Production of Moderna's vaccine was funded by the Coalition for Epidemic Preparedness Innovations, which has partnered with other biotechs and is coordinating some development efforts aimed at 2019-nCoV.
Many of the dozen of so drugmakers that have announced coronavirus development efforts to date are smaller, and won't always have the resources to mount clinical study of any candidates that result. Such announcements by biotechs often follow viral outbreaks, and don't usually result in proven treatments.
Testing vaccines like Moderna's in humans can pose challenges too, particularly if rapid disease spreading makes setting up a randomized, controlled trial difficult or if infections slow and the outbreak subsides before tests can conclude.
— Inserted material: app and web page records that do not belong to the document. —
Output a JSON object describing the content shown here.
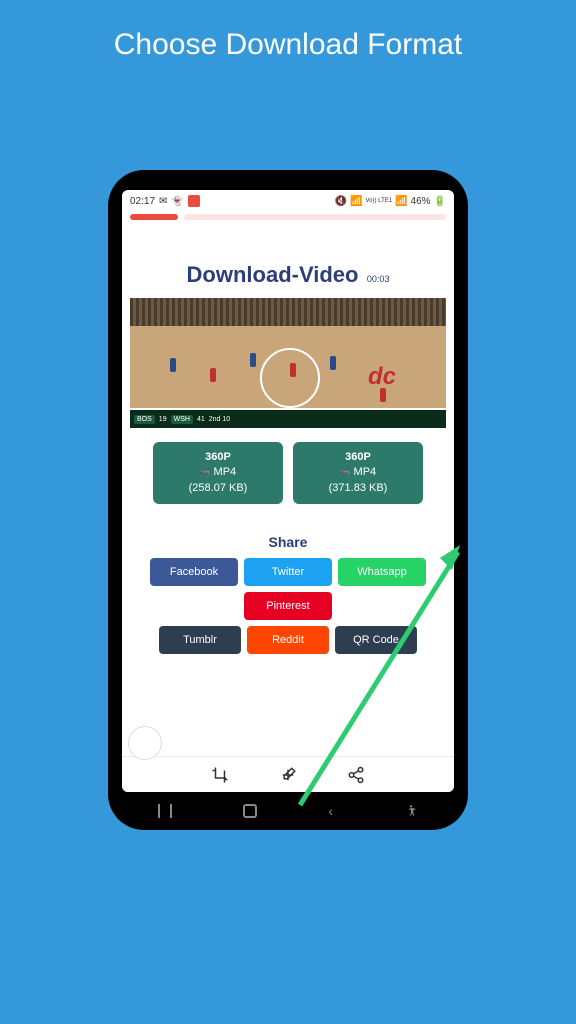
{
  "page": {
    "title": "Choose Download Format"
  },
  "status": {
    "time": "02:17",
    "battery": "46%",
    "net": "Vo)) LTE1"
  },
  "download": {
    "title": "Download-Video",
    "duration": "00:03"
  },
  "scorebar": {
    "team1": "BOS",
    "score1": "19",
    "team2": "WSH",
    "score2": "41",
    "period": "2nd 10"
  },
  "court_logo": "dc",
  "formats": [
    {
      "res": "360P",
      "type": "MP4",
      "size": "(258.07 KB)"
    },
    {
      "res": "360P",
      "type": "MP4",
      "size": "(371.83 KB)"
    }
  ],
  "share": {
    "title": "Share",
    "buttons": {
      "facebook": "Facebook",
      "twitter": "Twitter",
      "whatsapp": "Whatsapp",
      "pinterest": "Pinterest",
      "tumblr": "Tumblr",
      "reddit": "Reddit",
      "qrcode": "QR Code"
    }
  }
}
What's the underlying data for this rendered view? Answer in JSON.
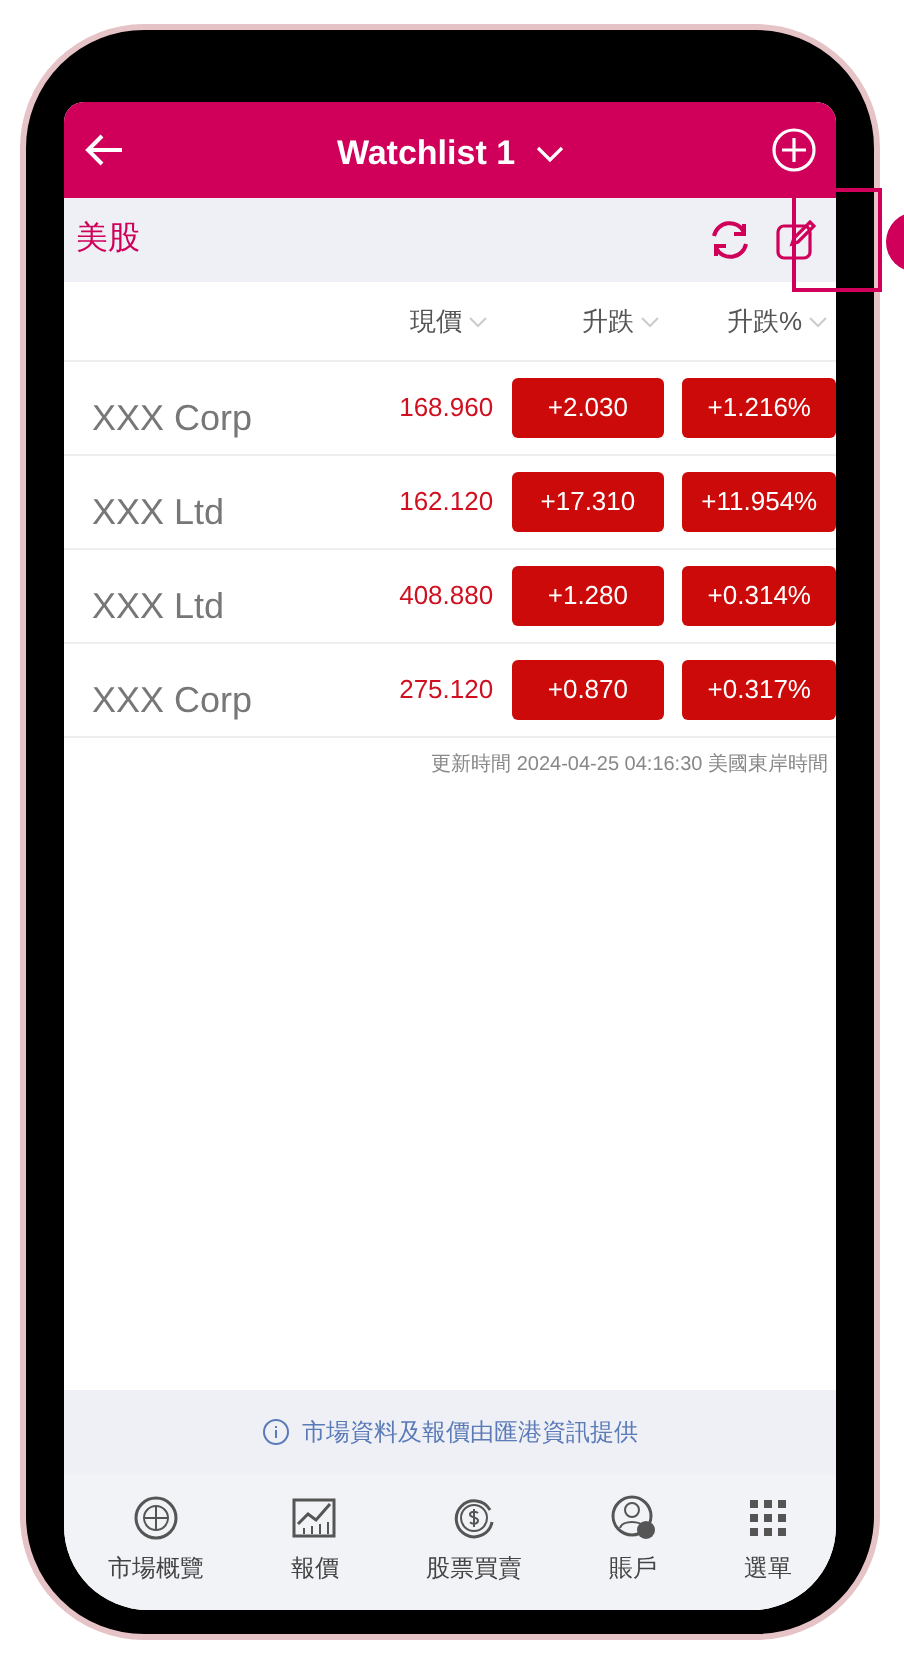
{
  "header": {
    "title": "Watchlist 1"
  },
  "market": {
    "label": "美股"
  },
  "columns": [
    {
      "label": "現價"
    },
    {
      "label": "升跌"
    },
    {
      "label": "升跌%"
    }
  ],
  "rows": [
    {
      "name": "XXX Corp",
      "price": "168.960",
      "change": "+2.030",
      "change_pct": "+1.216%"
    },
    {
      "name": "XXX Ltd",
      "price": "162.120",
      "change": "+17.310",
      "change_pct": "+11.954%"
    },
    {
      "name": "XXX Ltd",
      "price": "408.880",
      "change": "+1.280",
      "change_pct": "+0.314%"
    },
    {
      "name": "XXX Corp",
      "price": "275.120",
      "change": "+0.870",
      "change_pct": "+0.317%"
    }
  ],
  "update_time": "更新時間 2024-04-25 04:16:30 美國東岸時間",
  "info": "市場資料及報價由匯港資訊提供",
  "nav": [
    {
      "kind": "globe",
      "label": "市場概覽"
    },
    {
      "kind": "chart",
      "label": "報價"
    },
    {
      "kind": "dollar",
      "label": "股票買賣"
    },
    {
      "kind": "account",
      "label": "賬戶"
    },
    {
      "kind": "grid",
      "label": "選單"
    }
  ]
}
A database maintained by the WHO shows 81 studies currently planned, 37 of which have begun recruiting patients. Most of those listed feature traditional Chinese medicines, although some involve existing antivirals against HIV or influenza. None appear to be testing vaccines.
Remdesivir, an experimental antiviral developed by Gilead against Ebola, has received particular attention, due in part to preclinical data suggesting it could be active against SARS and MERS. A Washington man who was infected by coronavirus appeared to get better following treatment with remdesivir through compassionate use, according to a case report published in the New England Journal of Medicine last month.
Two Phase 3 trials testing remdesivir against coronavirus are set to begin in China, comparing the drug to placebo in patients hospitalized with, respectively, severe infections as well as mild-to-moderate infections.
Both studies are being led by Chinese investigators, although Gilead is providing input on study design and conduct, a company spokesperson confirmed to BioPharma Dive.
Antibody-based treatments are also being investigated, including an effort by Regeneron and the U.S. government to produce a drug cocktail against the virus.